• [Task instructions]: Verbatim copy without images: return all of the data as it stands.

Stored items from a collection

━━━━━━

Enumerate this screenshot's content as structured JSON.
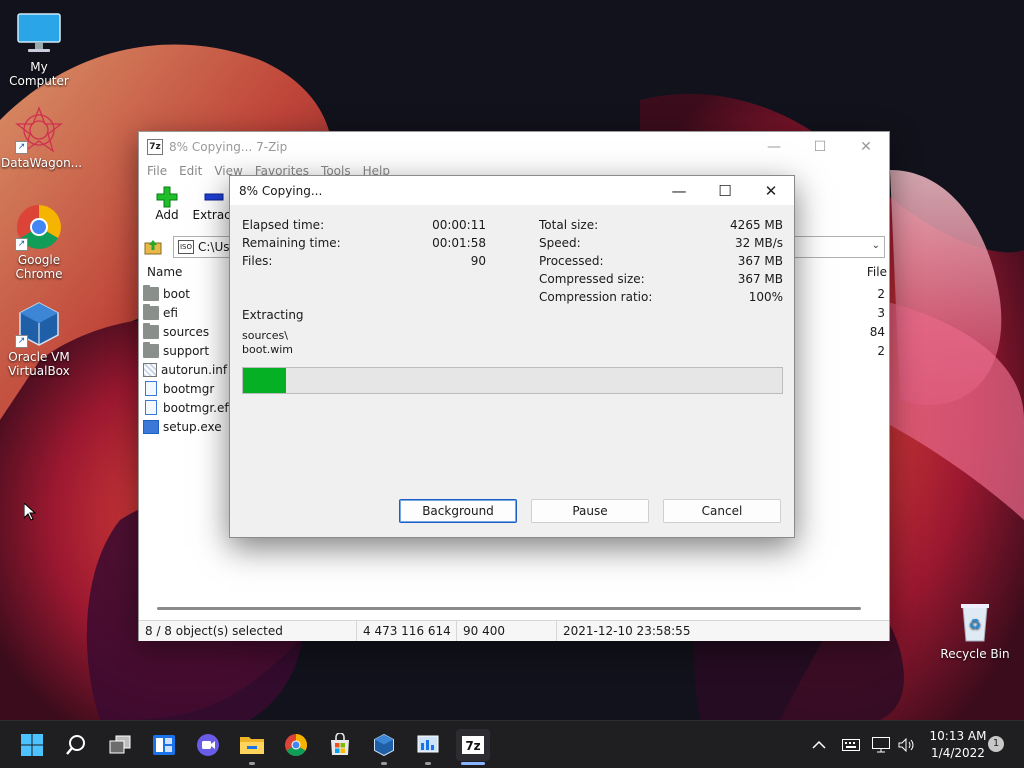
{
  "desktop": {
    "icons": [
      {
        "label": "My Computer"
      },
      {
        "label": "DataWagon..."
      },
      {
        "label": "Google Chrome"
      },
      {
        "label": "Oracle VM VirtualBox"
      },
      {
        "label": "Recycle Bin"
      }
    ]
  },
  "main_window": {
    "title": "8% Copying... 7-Zip",
    "menu": [
      "File",
      "Edit",
      "View",
      "Favorites",
      "Tools",
      "Help"
    ],
    "toolbar": {
      "add_label": "Add",
      "extract_label": "Extract"
    },
    "address": "C:\\Use",
    "columns": {
      "name": "Name",
      "file": "File"
    },
    "files": [
      {
        "name": "boot",
        "type": "folder",
        "files": "2"
      },
      {
        "name": "efi",
        "type": "folder",
        "files": "3"
      },
      {
        "name": "sources",
        "type": "folder",
        "files": "84"
      },
      {
        "name": "support",
        "type": "folder",
        "files": "2"
      },
      {
        "name": "autorun.inf",
        "type": "inf",
        "files": ""
      },
      {
        "name": "bootmgr",
        "type": "doc",
        "files": ""
      },
      {
        "name": "bootmgr.efi",
        "type": "doc",
        "files": ""
      },
      {
        "name": "setup.exe",
        "type": "exe",
        "files": ""
      }
    ],
    "status": {
      "selected": "8 / 8 object(s) selected",
      "size": "4 473 116 614",
      "packed": "90 400",
      "modified": "2021-12-10 23:58:55"
    }
  },
  "dialog": {
    "title": "8% Copying...",
    "progress_percent": 8,
    "left_stats": {
      "elapsed_label": "Elapsed time:",
      "elapsed_value": "00:00:11",
      "remaining_label": "Remaining time:",
      "remaining_value": "00:01:58",
      "files_label": "Files:",
      "files_value": "90"
    },
    "right_stats": {
      "total_label": "Total size:",
      "total_value": "4265 MB",
      "speed_label": "Speed:",
      "speed_value": "32 MB/s",
      "processed_label": "Processed:",
      "processed_value": "367 MB",
      "compressed_label": "Compressed size:",
      "compressed_value": "367 MB",
      "ratio_label": "Compression ratio:",
      "ratio_value": "100%"
    },
    "operation": "Extracting",
    "current_path": "sources\\",
    "current_file": "boot.wim",
    "buttons": {
      "background": "Background",
      "pause": "Pause",
      "cancel": "Cancel"
    }
  },
  "taskbar": {
    "clock_time": "10:13 AM",
    "clock_date": "1/4/2022",
    "notification_count": "1",
    "pinned": [
      "start-icon",
      "search-icon",
      "task-view-icon",
      "widgets-icon",
      "chat-icon",
      "file-explorer-icon",
      "chrome-icon",
      "store-icon",
      "virtualbox-icon",
      "datawagon-icon",
      "7zip-icon"
    ]
  },
  "colors": {
    "progress": "#06b025",
    "accent": "#1c5fc4",
    "taskbar": "#1f1f22"
  }
}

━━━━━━

• [Result for this task]:
Enumerate this screenshot's content as structured JSON.
{
  "desktop": {
    "icons": [
      {
        "label": "My Computer"
      },
      {
        "label": "DataWagon..."
      },
      {
        "label": "Google Chrome"
      },
      {
        "label": "Oracle VM VirtualBox"
      },
      {
        "label": "Recycle Bin"
      }
    ]
  },
  "main_window": {
    "title": "8% Copying... 7-Zip",
    "menu": [
      "File",
      "Edit",
      "View",
      "Favorites",
      "Tools",
      "Help"
    ],
    "toolbar": {
      "add_label": "Add",
      "extract_label": "Extract"
    },
    "address": "C:\\Use",
    "columns": {
      "name": "Name",
      "file": "File"
    },
    "files": [
      {
        "name": "boot",
        "type": "folder",
        "files": "2"
      },
      {
        "name": "efi",
        "type": "folder",
        "files": "3"
      },
      {
        "name": "sources",
        "type": "folder",
        "files": "84"
      },
      {
        "name": "support",
        "type": "folder",
        "files": "2"
      },
      {
        "name": "autorun.inf",
        "type": "inf",
        "files": ""
      },
      {
        "name": "bootmgr",
        "type": "doc",
        "files": ""
      },
      {
        "name": "bootmgr.efi",
        "type": "doc",
        "files": ""
      },
      {
        "name": "setup.exe",
        "type": "exe",
        "files": ""
      }
    ],
    "status": {
      "selected": "8 / 8 object(s) selected",
      "size": "4 473 116 614",
      "packed": "90 400",
      "modified": "2021-12-10 23:58:55"
    }
  },
  "dialog": {
    "title": "8% Copying...",
    "progress_percent": 8,
    "left_stats": {
      "elapsed_label": "Elapsed time:",
      "elapsed_value": "00:00:11",
      "remaining_label": "Remaining time:",
      "remaining_value": "00:01:58",
      "files_label": "Files:",
      "files_value": "90"
    },
    "right_stats": {
      "total_label": "Total size:",
      "total_value": "4265 MB",
      "speed_label": "Speed:",
      "speed_value": "32 MB/s",
      "processed_label": "Processed:",
      "processed_value": "367 MB",
      "compressed_label": "Compressed size:",
      "compressed_value": "367 MB",
      "ratio_label": "Compression ratio:",
      "ratio_value": "100%"
    },
    "operation": "Extracting",
    "current_path": "sources\\",
    "current_file": "boot.wim",
    "buttons": {
      "background": "Background",
      "pause": "Pause",
      "cancel": "Cancel"
    }
  },
  "taskbar": {
    "clock_time": "10:13 AM",
    "clock_date": "1/4/2022",
    "notification_count": "1",
    "pinned": [
      "start-icon",
      "search-icon",
      "task-view-icon",
      "widgets-icon",
      "chat-icon",
      "file-explorer-icon",
      "chrome-icon",
      "store-icon",
      "virtualbox-icon",
      "datawagon-icon",
      "7zip-icon"
    ]
  },
  "colors": {
    "progress": "#06b025",
    "accent": "#1c5fc4",
    "taskbar": "#1f1f22"
  }
}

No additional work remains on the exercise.